let x = y * 5 + 10;

In this code, y * 5
is an expression, y * 5 + 10
is an expression, and x = y * 5 + 10
is also an expression. The value of the entire line let x = y * 5 + 10;
is the value of x
, which is 60.

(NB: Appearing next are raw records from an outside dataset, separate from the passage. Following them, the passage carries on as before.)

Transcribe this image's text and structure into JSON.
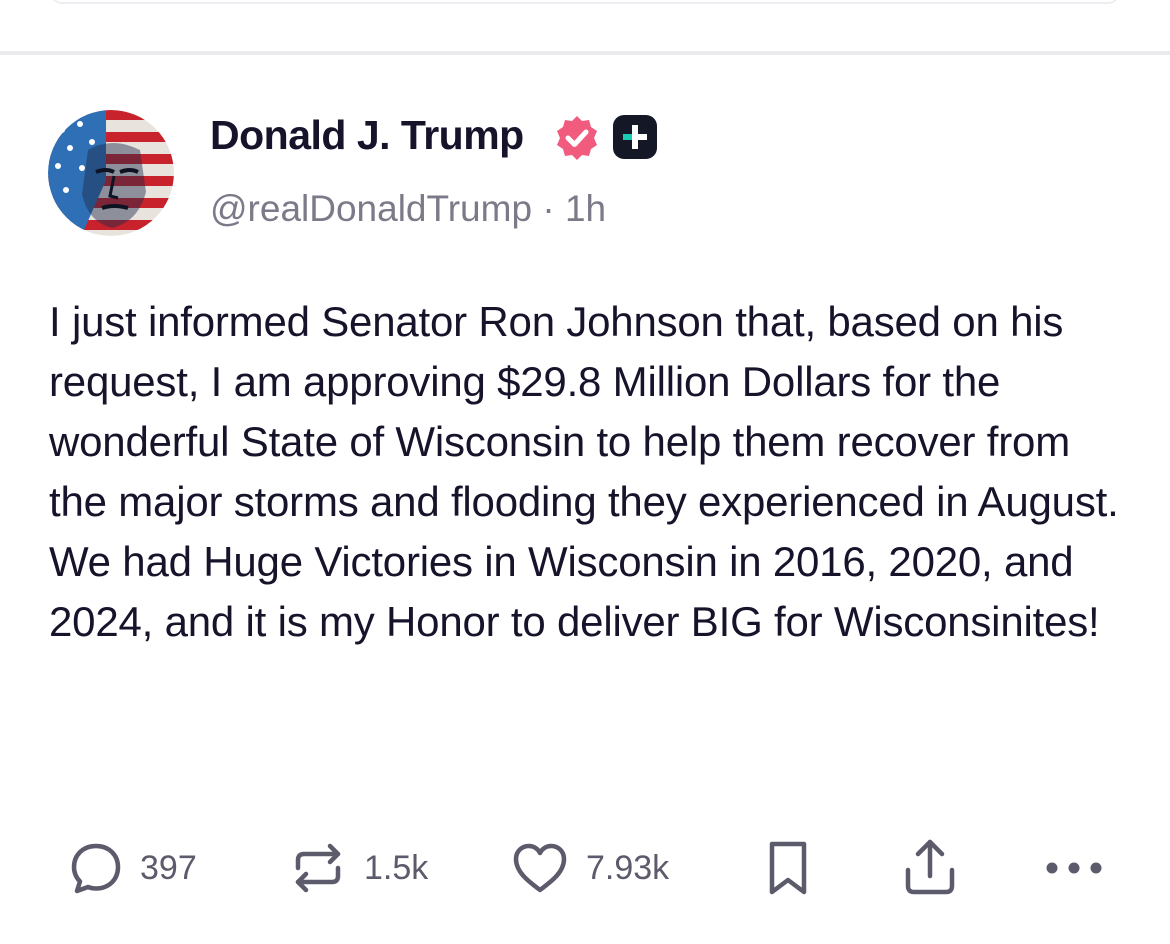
{
  "post": {
    "author": {
      "display_name": "Donald J. Trump",
      "handle": "@realDonaldTrump",
      "separator": "·",
      "time_ago": "1h"
    },
    "icons": {
      "verified": "verified-badge-icon",
      "subscribe": "plus-icon"
    },
    "colors": {
      "verified_badge": "#f15b7e",
      "text": "#16132b",
      "muted": "#7b7a88",
      "action": "#5c5b6c"
    },
    "body": "I just informed Senator Ron Johnson that, based on his request, I am approving $29.8 Million Dollars for the wonderful State of Wisconsin to help them recover from the major storms and flooding they experienced in August. We had Huge Victories in Wisconsin in 2016, 2020, and 2024, and it is my Honor to deliver BIG for Wisconsinites!",
    "actions": {
      "replies": "397",
      "reposts": "1.5k",
      "likes": "7.93k"
    }
  }
}
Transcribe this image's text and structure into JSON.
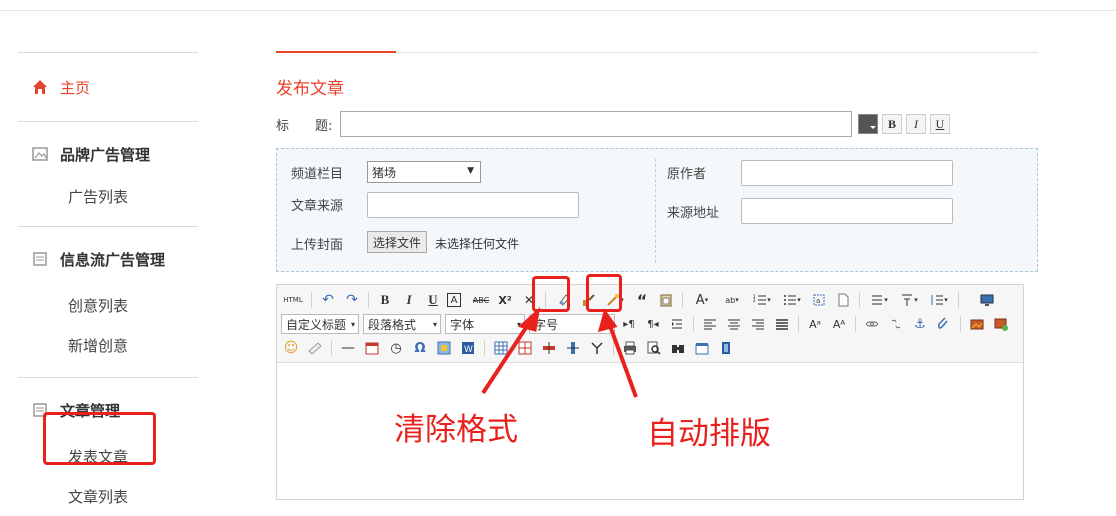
{
  "sidebar": {
    "home": "主页",
    "groups": [
      {
        "title": "品牌广告管理",
        "items": [
          "广告列表"
        ]
      },
      {
        "title": "信息流广告管理",
        "items": [
          "创意列表",
          "新增创意"
        ]
      },
      {
        "title": "文章管理",
        "items": [
          "发表文章",
          "文章列表"
        ]
      }
    ]
  },
  "main": {
    "page_title": "发布文章",
    "title_label": "标　　题:",
    "title_value": "",
    "format_buttons": [
      "B",
      "I",
      "U"
    ],
    "meta": {
      "channel_label": "频道栏目",
      "channel_value": "猪场",
      "source_label": "文章来源",
      "cover_label": "上传封面",
      "file_button": "选择文件",
      "file_status": "未选择任何文件",
      "author_label": "原作者",
      "source_url_label": "来源地址"
    }
  },
  "editor": {
    "row1": [
      "HTML",
      "↶",
      "↷",
      "B",
      "I",
      "U",
      "A",
      "ABC",
      "X²",
      "✕"
    ],
    "combos": [
      "自定义标题",
      "段落格式",
      "字体",
      "字号"
    ]
  },
  "annotations": {
    "clear_format": "清除格式",
    "auto_layout": "自动排版"
  },
  "colors": {
    "accent": "#e8432d",
    "annotation": "#e8211d"
  }
}
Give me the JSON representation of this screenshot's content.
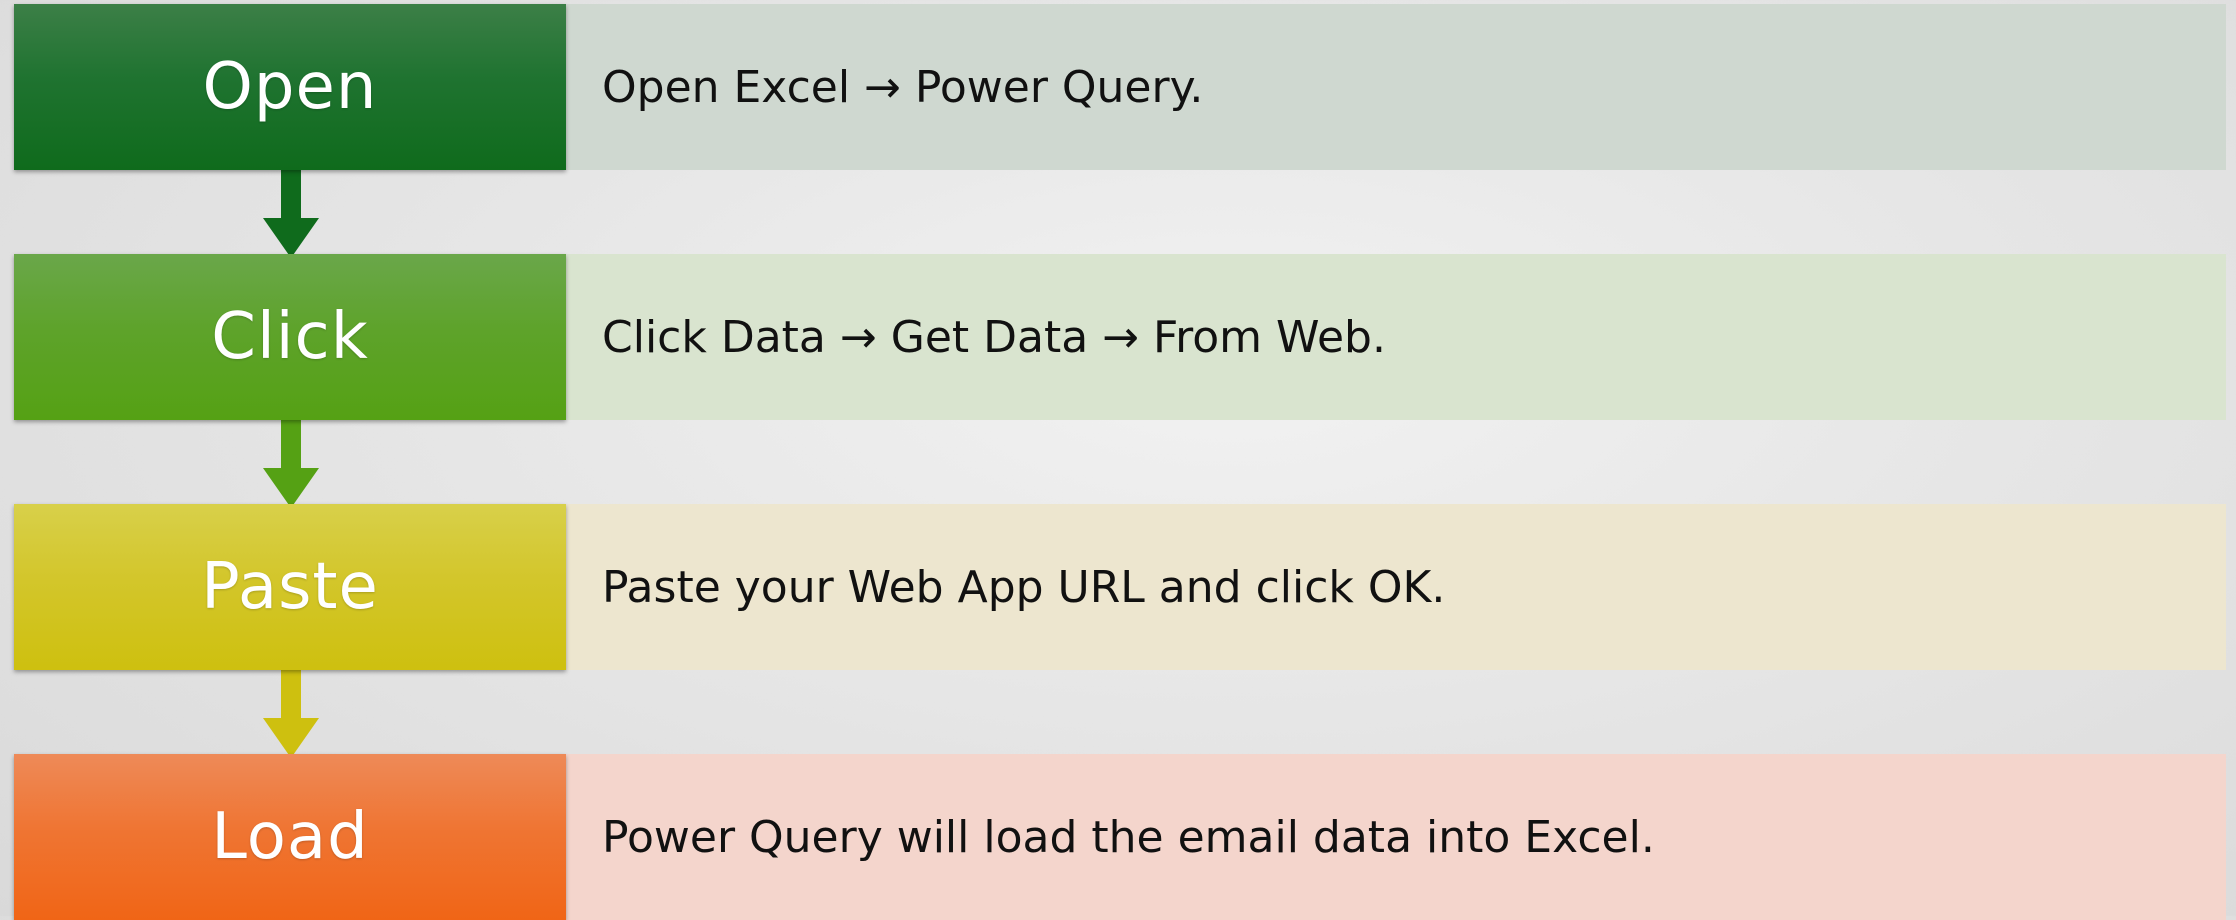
{
  "steps": [
    {
      "label": "Open",
      "description": "Open Excel → Power Query.",
      "color_top": "#3c7f47",
      "color_bottom": "#0f6b1c",
      "desc_bg": "#cfd8d0"
    },
    {
      "label": "Click",
      "description": "Click Data → Get Data → From Web.",
      "color_top": "#6aa74a",
      "color_bottom": "#55a114",
      "desc_bg": "#d9e4cf"
    },
    {
      "label": "Paste",
      "description": "Paste your Web App URL and click OK.",
      "color_top": "#d8d04a",
      "color_bottom": "#cec00f",
      "desc_bg": "#ede6cf"
    },
    {
      "label": "Load",
      "description": "Power Query will load the email data into Excel.",
      "color_top": "#ee8a58",
      "color_bottom": "#f06516",
      "desc_bg": "#f4d5cc"
    }
  ]
}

These are some of the common types of expressions in JavaScript, but there are many others as well. The important thing to understand is that expressions are the basic building blocks of a JavaScript program and they’re how you represent data and operations in your code.